What does “farm-to-table” mean to you?
We are extremely blessed to be living in a rural community where the “farm-to-table” has several meanings that can be lived out on a regular basis. When I think of the basics of providing nutrition for our family we are able to purchase or produce some of the key products for our consumption. We buy locally produced beef and poultry and grow our own salad and potatoes. In the summer we are able to buy fresh vegetables at local farmers markets. I believe this is a great source of good nutrition and keeps us eating right. Now everyone across the country can’t buy locally produced beef but they can watch at the supermarket where it is produced and learn to purchase quality products. As I think of buying products at the supermarket, I have always tried to teach our grandchildren to sort out “marketing” from facts about food products. Learn to be an educated buyer not a buyer of fads and the marketing of the day. We got involved several years ago in growing our own salad greens in a hydroponic system to insure the freshest, safest, and most nutritious product for our own consumption. You might say we have become salad snobs. The effort in the hydroponic industry is to provide fresh salad greens within 150 miles of consumption and this is seems to be catching on across the country today.

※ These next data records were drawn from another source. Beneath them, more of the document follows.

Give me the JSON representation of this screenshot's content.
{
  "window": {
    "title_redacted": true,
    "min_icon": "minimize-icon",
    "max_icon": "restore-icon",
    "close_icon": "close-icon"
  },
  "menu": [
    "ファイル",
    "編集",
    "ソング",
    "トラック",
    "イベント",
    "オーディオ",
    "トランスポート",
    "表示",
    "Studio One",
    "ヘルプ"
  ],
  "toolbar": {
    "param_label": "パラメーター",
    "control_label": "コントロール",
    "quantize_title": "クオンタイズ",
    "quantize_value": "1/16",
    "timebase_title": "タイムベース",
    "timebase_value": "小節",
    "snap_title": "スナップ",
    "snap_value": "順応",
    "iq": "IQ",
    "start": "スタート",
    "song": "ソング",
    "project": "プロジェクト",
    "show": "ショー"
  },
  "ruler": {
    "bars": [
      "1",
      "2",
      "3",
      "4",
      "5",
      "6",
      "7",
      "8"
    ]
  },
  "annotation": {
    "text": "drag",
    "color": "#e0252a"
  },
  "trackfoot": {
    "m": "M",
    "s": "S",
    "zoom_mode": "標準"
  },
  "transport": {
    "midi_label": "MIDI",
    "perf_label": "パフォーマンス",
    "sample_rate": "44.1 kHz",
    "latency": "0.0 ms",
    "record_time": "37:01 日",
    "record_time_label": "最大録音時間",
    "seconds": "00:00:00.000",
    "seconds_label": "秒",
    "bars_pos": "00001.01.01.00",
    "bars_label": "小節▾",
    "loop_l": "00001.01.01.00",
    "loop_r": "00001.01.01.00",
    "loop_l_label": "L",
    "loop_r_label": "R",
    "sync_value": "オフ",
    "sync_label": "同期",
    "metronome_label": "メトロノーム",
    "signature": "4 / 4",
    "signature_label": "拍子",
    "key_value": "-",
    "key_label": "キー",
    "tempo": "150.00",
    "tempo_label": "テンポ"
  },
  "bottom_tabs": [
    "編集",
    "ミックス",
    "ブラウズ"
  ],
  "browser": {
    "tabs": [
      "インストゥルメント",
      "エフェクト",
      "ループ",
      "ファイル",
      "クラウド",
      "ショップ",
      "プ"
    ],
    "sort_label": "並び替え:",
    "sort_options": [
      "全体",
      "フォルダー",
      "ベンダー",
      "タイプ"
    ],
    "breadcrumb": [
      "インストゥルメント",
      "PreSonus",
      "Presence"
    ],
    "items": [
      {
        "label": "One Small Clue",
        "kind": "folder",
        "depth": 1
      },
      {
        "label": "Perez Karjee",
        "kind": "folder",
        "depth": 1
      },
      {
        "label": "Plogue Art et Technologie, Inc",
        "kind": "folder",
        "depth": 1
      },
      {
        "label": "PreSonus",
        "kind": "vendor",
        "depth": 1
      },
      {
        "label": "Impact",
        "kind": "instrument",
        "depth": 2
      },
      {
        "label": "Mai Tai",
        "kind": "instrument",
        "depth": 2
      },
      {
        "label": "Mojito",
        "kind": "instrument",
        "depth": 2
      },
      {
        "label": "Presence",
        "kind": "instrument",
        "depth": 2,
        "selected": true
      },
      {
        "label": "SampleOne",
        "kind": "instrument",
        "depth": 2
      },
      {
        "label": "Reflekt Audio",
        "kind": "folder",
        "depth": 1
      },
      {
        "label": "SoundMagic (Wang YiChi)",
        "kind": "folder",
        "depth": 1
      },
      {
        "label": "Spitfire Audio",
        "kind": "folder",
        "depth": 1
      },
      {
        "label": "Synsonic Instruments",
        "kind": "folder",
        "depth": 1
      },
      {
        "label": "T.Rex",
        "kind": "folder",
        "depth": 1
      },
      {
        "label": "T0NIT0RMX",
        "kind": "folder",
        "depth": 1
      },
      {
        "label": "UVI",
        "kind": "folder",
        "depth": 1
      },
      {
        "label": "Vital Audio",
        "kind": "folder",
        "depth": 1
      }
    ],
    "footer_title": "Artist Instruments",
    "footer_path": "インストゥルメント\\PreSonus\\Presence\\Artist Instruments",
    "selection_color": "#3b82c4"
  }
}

The table has been a significant focal point for our family over the years. When our children were young it was the daily meeting place that was begun with prayer and followed with good food and discussion of the events of the day and expectations for events to come. As you watch your family grow and start their own families you wonder how their past experiences shape what they do and what seems important to them. We have watched them carry on the tradition with their families and see how important it is to them to come back home for the special Holiday Dinners. They call and make special requests of their Mom to prepare their favorites as we gather once again around the family table with appreciation of each other and our many blessings.

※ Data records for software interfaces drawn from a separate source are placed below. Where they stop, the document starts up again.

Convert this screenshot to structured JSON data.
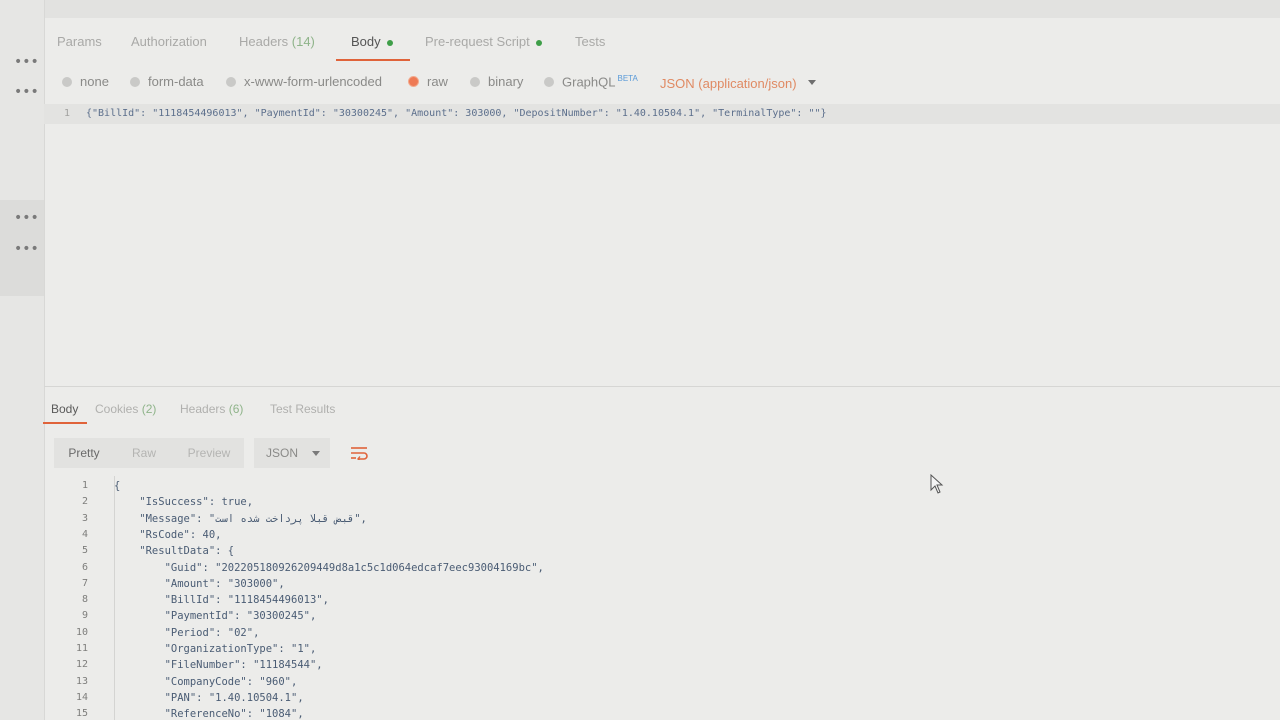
{
  "request": {
    "tabs": [
      {
        "label": "Params"
      },
      {
        "label": "Authorization"
      },
      {
        "label": "Headers",
        "count": "(14)"
      },
      {
        "label": "Body"
      },
      {
        "label": "Pre-request Script"
      },
      {
        "label": "Tests"
      }
    ],
    "active_tab": "Body",
    "body_types": [
      "none",
      "form-data",
      "x-www-form-urlencoded",
      "raw",
      "binary",
      "GraphQL"
    ],
    "selected_body_type": "raw",
    "beta_label": "BETA",
    "content_type": "JSON (application/json)",
    "editor_lines": [
      {
        "num": "1",
        "text": "{\"BillId\": \"1118454496013\", \"PaymentId\": \"30300245\", \"Amount\": 303000, \"DepositNumber\": \"1.40.10504.1\", \"TerminalType\": \"\"}"
      }
    ]
  },
  "response": {
    "tabs": [
      {
        "label": "Body"
      },
      {
        "label": "Cookies",
        "count": "(2)"
      },
      {
        "label": "Headers",
        "count": "(6)"
      },
      {
        "label": "Test Results"
      }
    ],
    "active_tab": "Body",
    "view_modes": [
      "Pretty",
      "Raw",
      "Preview"
    ],
    "active_view_mode": "Pretty",
    "format": "JSON",
    "lines": [
      {
        "num": "1",
        "text": "{"
      },
      {
        "num": "2",
        "text": "    \"IsSuccess\": true,"
      },
      {
        "num": "3",
        "text": "    \"Message\": \"قبض قبلا پرداخت شده است\","
      },
      {
        "num": "4",
        "text": "    \"RsCode\": 40,"
      },
      {
        "num": "5",
        "text": "    \"ResultData\": {"
      },
      {
        "num": "6",
        "text": "        \"Guid\": \"202205180926209449d8a1c5c1d064edcaf7eec93004169bc\","
      },
      {
        "num": "7",
        "text": "        \"Amount\": \"303000\","
      },
      {
        "num": "8",
        "text": "        \"BillId\": \"1118454496013\","
      },
      {
        "num": "9",
        "text": "        \"PaymentId\": \"30300245\","
      },
      {
        "num": "10",
        "text": "        \"Period\": \"02\","
      },
      {
        "num": "11",
        "text": "        \"OrganizationType\": \"1\","
      },
      {
        "num": "12",
        "text": "        \"FileNumber\": \"11184544\","
      },
      {
        "num": "13",
        "text": "        \"CompanyCode\": \"960\","
      },
      {
        "num": "14",
        "text": "        \"PAN\": \"1.40.10504.1\","
      },
      {
        "num": "15",
        "text": "        \"ReferenceNo\": \"1084\","
      }
    ]
  },
  "colors": {
    "accent": "#e0633a",
    "status_green": "#3e9e48",
    "count_green": "#8fb48a",
    "code_blue": "#4a5c74"
  },
  "icons": [
    "more-horizontal-icon",
    "wrap-lines-icon",
    "caret-down-icon",
    "mouse-pointer-icon"
  ]
}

What does “farm-to-table” have to do with your Catholic faith?
At the beginning I said that the table has several meanings and the second one may be even more important than the first. Again we are blessed to belong to a small Catholic Community Parish of 33 family units. This parish is our second family and we look forward to gathering around the sacred table of the altar where we meet our friends and feast with Jesus Christ. At this table we address the needs of the family. We discuss the ways to help one another and grow deeper in our appreciation of our Catholic faith. Like any family we have our struggles but we work through them. After each Mass, which is on Saturday evening, we have social time with snacks and discussion with each other how we are all doing and even discussions on what needs to be done for the community and church property. Everyone takes part in maintenance committee work like mowing, snow removal and minor repairs at no cost to parish. I know that in some churches people are asked not to visit in the church proper. We encourage those who can’t stand to sit in the church proper and visit. We just spent an hour with our friend Jesus and now He becomes part of our parish visiting. It is much like continued prayer on a very personal community basis. This table of the Lord then gives us the strength to go forward for our week and we all do look forward to coming together again to be with friends and family.

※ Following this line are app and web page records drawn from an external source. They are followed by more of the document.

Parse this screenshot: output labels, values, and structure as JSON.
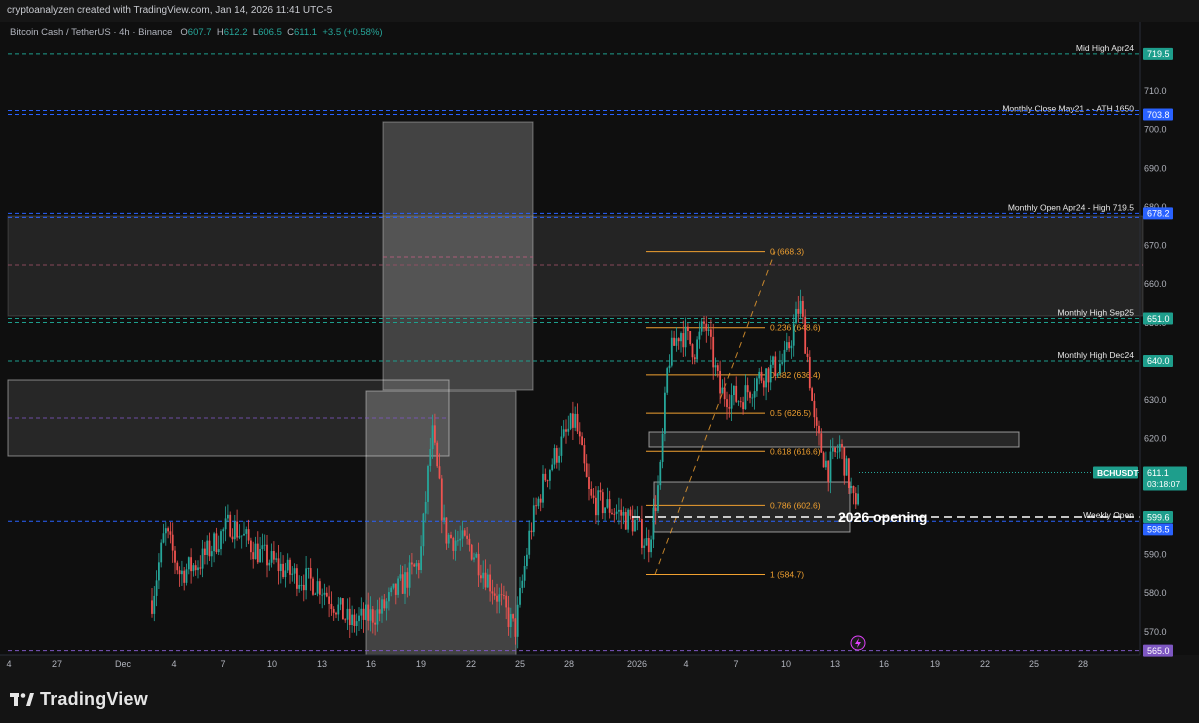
{
  "header": {
    "credit": "cryptoanalyzen created with TradingView.com, Jan 14, 2026 11:41 UTC-5",
    "symbol": "Bitcoin Cash / TetherUS · 4h · Binance",
    "ohlc": {
      "o_label": "O",
      "o": "607.7",
      "h_label": "H",
      "h": "612.2",
      "l_label": "L",
      "l": "606.5",
      "c_label": "C",
      "c": "611.1",
      "change": "+3.5 (+0.58%)"
    }
  },
  "brand": {
    "name": "TradingView"
  },
  "colors": {
    "up": "#26a69a",
    "down": "#ef5350",
    "fib": "#f0a030",
    "level_teal": "#1e9e8c",
    "level_blue": "#2962ff",
    "level_purple": "#7e57c2",
    "weekly_open": "#2962ff"
  },
  "chart_data": {
    "type": "candlestick",
    "timeframe": "4h",
    "ylim": [
      563,
      725
    ],
    "y_ticks": [
      570,
      580,
      590,
      600,
      610,
      620,
      630,
      640,
      650,
      660,
      670,
      680,
      690,
      700,
      710
    ],
    "x_ticks": [
      "4",
      "27",
      "Dec",
      "4",
      "7",
      "10",
      "13",
      "16",
      "19",
      "22",
      "25",
      "28",
      "2026",
      "4",
      "7",
      "10",
      "13",
      "16",
      "19",
      "22",
      "25",
      "28"
    ],
    "price_badges": [
      {
        "value": "719.5",
        "kind": "teal"
      },
      {
        "value": "703.8",
        "kind": "blue"
      },
      {
        "value": "678.2",
        "kind": "blue"
      },
      {
        "value": "651.0",
        "kind": "teal"
      },
      {
        "value": "640.0",
        "kind": "teal"
      },
      {
        "value": "599.6",
        "kind": "teal"
      },
      {
        "value": "598.5",
        "kind": "blue"
      },
      {
        "value": "565.0",
        "kind": "purple"
      }
    ],
    "current_price": {
      "ticker": "BCHUSDT",
      "price": "611.1",
      "countdown": "03:18:07",
      "value": 611.1
    },
    "levels": [
      {
        "label": "Mid High Apr24",
        "value": 719.5,
        "style": "teal"
      },
      {
        "label": "Monthly Close May21 - - ATH 1650",
        "value": 703.8,
        "style": "blue"
      },
      {
        "label": "Monthly Open Apr24 - High 719.5",
        "value": 678.2,
        "style": "blue"
      },
      {
        "label": "Monthly High Sep25",
        "value": 651.0,
        "style": "teal"
      },
      {
        "label": "Monthly High Dec24",
        "value": 640.0,
        "style": "teal"
      },
      {
        "label": "Weekly Open",
        "value": 598.5,
        "style": "blue"
      },
      {
        "label": "",
        "value": 565.0,
        "style": "purple"
      }
    ],
    "annotation": {
      "label": "2026 opening",
      "value": 599.6
    },
    "fibonacci": [
      {
        "label": "0 (668.3)",
        "value": 668.3
      },
      {
        "label": "0.236 (648.6)",
        "value": 648.6
      },
      {
        "label": "0.382 (636.4)",
        "value": 636.4
      },
      {
        "label": "0.5 (626.5)",
        "value": 626.5
      },
      {
        "label": "0.618 (616.6)",
        "value": 616.6
      },
      {
        "label": "0.786 (602.6)",
        "value": 602.6
      },
      {
        "label": "1 (584.7)",
        "value": 584.7
      }
    ]
  }
}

We see today the moral fiber of our nation coming undone and want to do something about it. We want to preserve our Catholic faith and family values. Our nature is to try and fix the big problems and we become frustrated. Because it did not happen all at once, but has been eroding over time, it will take time to turn back to our God. Catholic Rural Life has helped me understand that we can’t fix the world but we can help those people in our circle of influence. Just little things done in our community by our small parish can multiply as we all positively touch others lives. A few things we observe here is that each quarter our parish takes a percentage of what is given to the church in our Sunday offerings and presents that to a person or family in the community that could use a little help. It is all done quietly. Our parish of farmers is much like most Ag areas. We pull together when someone is ill at harvest or planting and folks show up to do the harvesting or planting. We just help our circle of influence. We are not perfect but getting up from the Lords table we must go out and serve and live the Gospel as best we can.
By Tom Murphy via Catholic Rurual Life – June 4, 2019. Tom lives with his family in Kansas, where he farms and has a hydroponic greens business and uses the Vertical Farming Technology that Ron develops.